Early in Zola’s Germinal, a young horse is lowered into a mine.footnote1 Tied beneath the cage that carries the workers down and sent into a near bottomless deep, it takes fright and nearly dies; it will not get up from the floor. Another working horse comes over, sniffs the terrified creature and then whinnies. After a short time the young horse is made to stand up (with a flick of the whip) and the animals are led off together.
Are these horses characters and, if so, how do they become so? John Frow would argue that they are. Not because a horse in a fiction is a priori a character, though animal-characters are hardly a novelty, but because of how they are represented in linguistic and narrative terms. Both animals have proper names (Bataille and Trompette), a sex and the pronoun that indicates this. The miners who are watching treat the equine encounter as social—‘Ah, old Bataille is a one . . . Look at him talking to his mate’—and it seems the reader should follow their lead. The narrator, in the same spirit, describes Bataille as ‘crafty’ and ‘wistful’; and Trompette’s journey into the mine repeats the pattern of a human narrative: the young man Etienne’s first day at the mine, which also includes a terrifying journey in the cage and then the camaraderie and reassurance of other workers he meets. Bataille seems to be offering Trompette equine solidarity.
In the plainly titled Character and Person, John Frow argues that characters have to be understood as both textual (and intertextual) entities and as quasi-persons with whom we, as readers and viewers, may identify, have affective relationships and speculate about ‘as if’ they were persons. The experience of this type of relationship is not, after all, the province of what Viktor Shklovsky called ‘ontological naivety’. Character has to be understood in relation to person, a locution he chooses as less discursively loaded than ‘self’ or ‘individual’, and a concept he aims to complicate. Exclusively textual ideas of character (particularly of the structuralist and post-structuralist varieties) do not include readers’ own role in character-making, how we can and do develop complex affective relations with characters. On the other hand, what he terms ‘ethical’ accounts of character, which encourage readers to think of characters primarily as people, refuse the full textual and intertextual specificity of character, and ignore its complexity as well as that of person itself. Although the narrowly textual account is not inherently mechanical and reductive, there is limited interest in describing Gwendolen Harleth in Daniel Deronda as an obstacle or false quest in Daniel’s own Bildung. But it is equally uninteresting to spend too much time wondering why Gwendolen continues her engagement with Malinger Grandcourt after discovering the long-standing relationship he has had with Lydia Glasher. Both approaches inhibit more interesting questions. In the latter case, the answers we come up with tend either to universal tautology—that’s the kind of person she is; she’s selfish; she feels trapped by her family—or to trite historical generalization, probably, in this case, concerning the plight of women in the later 19th century.
Character and person are ‘ontologically discontinuous and logically interdependent’, Frow argues, and their match and mismatch are central to the book’s argument and practice.
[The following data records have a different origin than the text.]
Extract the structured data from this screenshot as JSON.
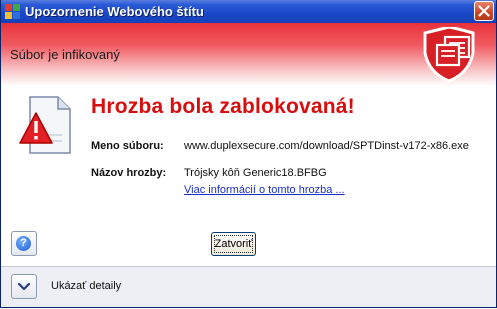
{
  "window": {
    "title": "Upozornenie Webového štítu",
    "icon": "avg-logo-icon",
    "close_icon": "close-icon"
  },
  "header": {
    "status": "Súbor je infikovaný",
    "icon": "shield-icon",
    "color": "#e8323a"
  },
  "main": {
    "title": "Hrozba bola zablokovaná!",
    "title_color": "#d80e0e",
    "icon": "warning-document-icon",
    "file_label": "Meno súboru:",
    "file_value": "www.duplexsecure.com/download/SPTDinst-v172-x86.exe",
    "threat_label": "Názov hrozby:",
    "threat_value": "Trójsky kôň Generic18.BFBG",
    "more_info_link": "Viac informácií o tomto hrozba ..."
  },
  "actions": {
    "help_icon": "help-icon",
    "close_label": "Zatvoriť"
  },
  "footer": {
    "expand_icon": "chevron-down-icon",
    "details_label": "Ukázať detaily"
  }
}
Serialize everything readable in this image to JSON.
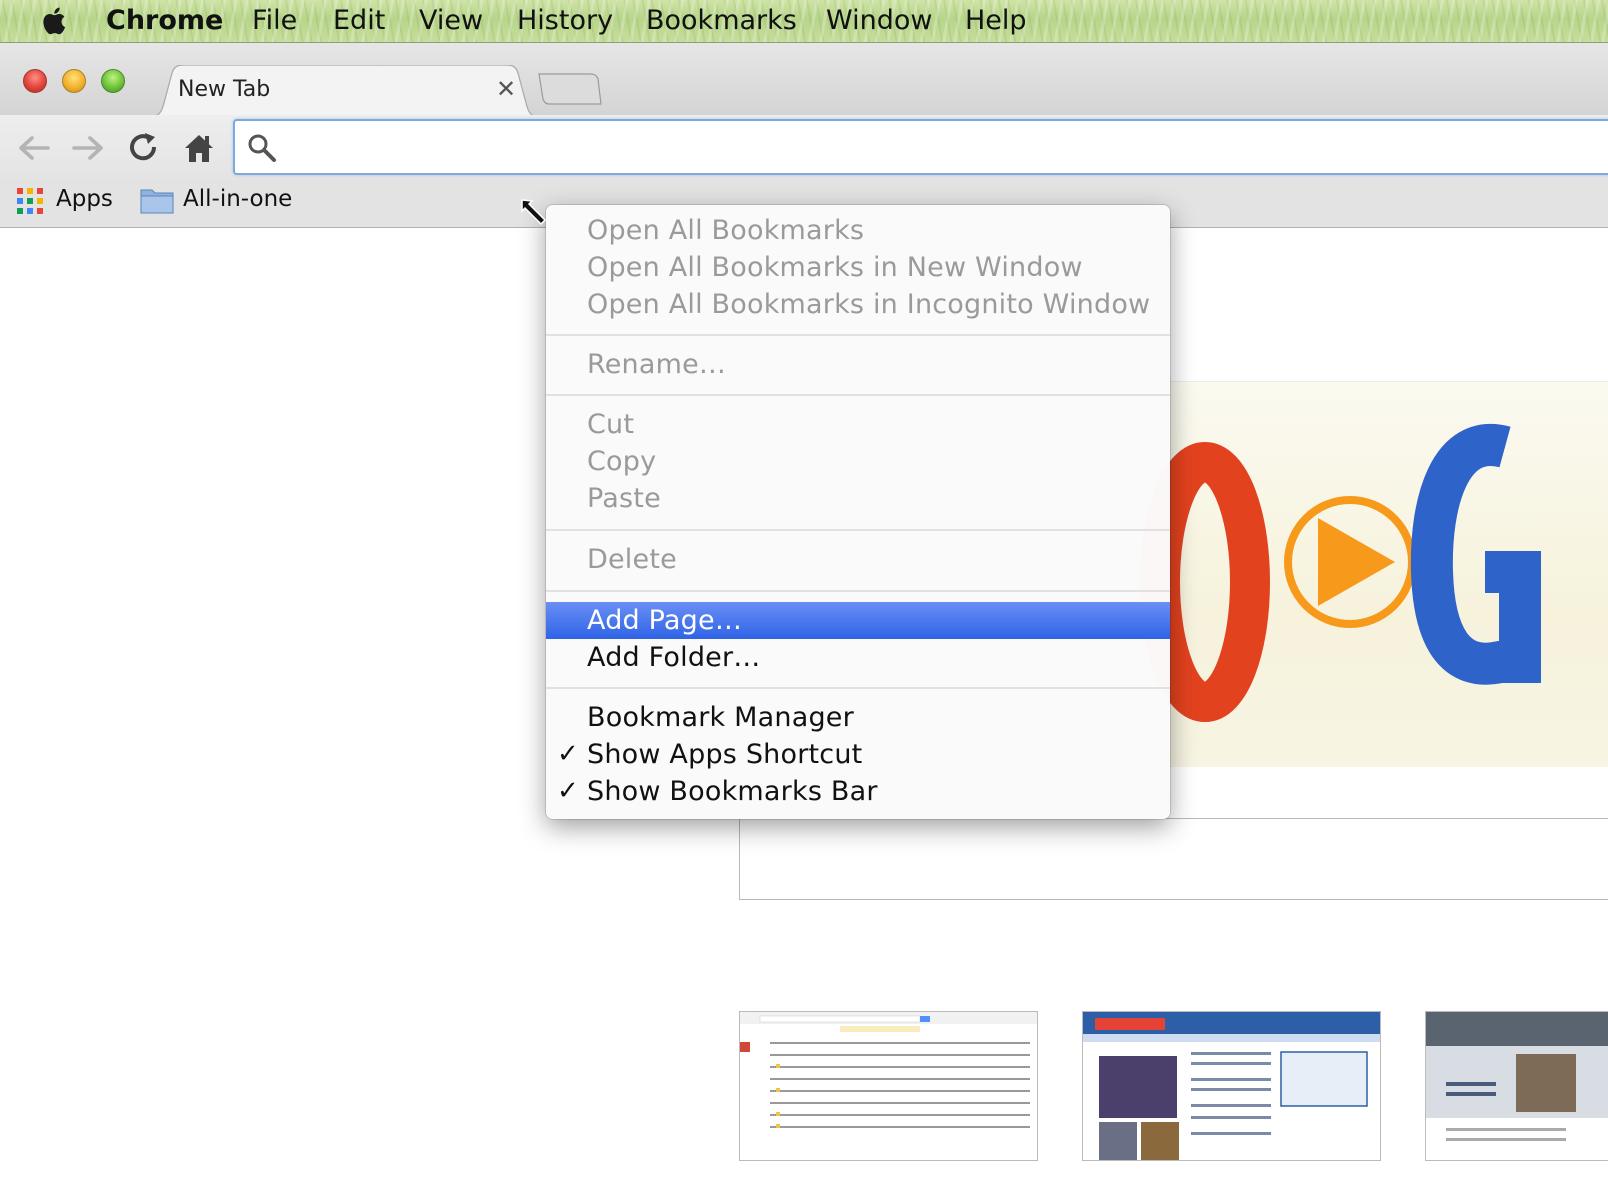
{
  "menubar": {
    "app_name": "Chrome",
    "items": [
      "File",
      "Edit",
      "View",
      "History",
      "Bookmarks",
      "Window",
      "Help"
    ]
  },
  "tab": {
    "title": "New Tab",
    "close_glyph": "✕"
  },
  "bookmarks_bar": {
    "apps_label": "Apps",
    "folder_label": "All-in-one"
  },
  "context_menu": {
    "open_all": "Open All Bookmarks",
    "open_all_new_window": "Open All Bookmarks in New Window",
    "open_all_incognito": "Open All Bookmarks in Incognito Window",
    "rename": "Rename…",
    "cut": "Cut",
    "copy": "Copy",
    "paste": "Paste",
    "delete": "Delete",
    "add_page": "Add Page…",
    "add_folder": "Add Folder…",
    "bookmark_manager": "Bookmark Manager",
    "show_apps_shortcut": "Show Apps Shortcut",
    "show_bookmarks_bar": "Show Bookmarks Bar",
    "check_glyph": "✓"
  },
  "colors": {
    "menu_highlight": "#3d6fea",
    "disabled_text": "#9a9a9a",
    "omnibox_focus": "#7ea9dd",
    "google_red": "#e3421f",
    "google_blue": "#2e63c9",
    "play_orange": "#f79a1c"
  }
}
Both character and person have various modalities of being: a particular character in a play or novel or film exists in and through genre and other social typologies, for example, and through various bodily scripts and schemas that endow some of their gestures and movements with meaning and not others. We use many of the same knowledges and strategies to identify and understand both persons and characters: knowledge of social and psychological types, various forms of language competence that enable us to understand—say—the peculiar properties of proper names and the shifting reference of pronouns. If we focus on the relations between character and person and no longer take character as given or personhood as self-evident, Frow hopes, different questions will suggest themselves. How do readers come to see or recognize characters in the first place? How and why do we grant quasi-personhood to certain kinds of textual entities but not others? What is the reader’s role in making character?
Character is ‘the central category in literary theory and its least adequately understood’, Frow argued, as long ago as 1986, developing an idea of how psychoanalytic accounts of audience identification in film might apply to literary texts. That, he says, was ‘the germ from which [Character and Person] sprouted’, and the book can be seen as fusing two of his distinctive, longstanding commitments: theorizing the processes of reading and interpretation and developing rigorous formal concepts that can have valency across disciplinary fields. His book, Genre (2006) can be viewed as a companion text in this sense. Frow describes himself as working at the boundaries of literary and cultural studies. He has defended the place of literary objects and practices within cultural studies and has, in his own work, focused on the production and circulation of cultural value across various fields. Although examples from film and video gaming feature here, his main focus is literature and, above all, the novel.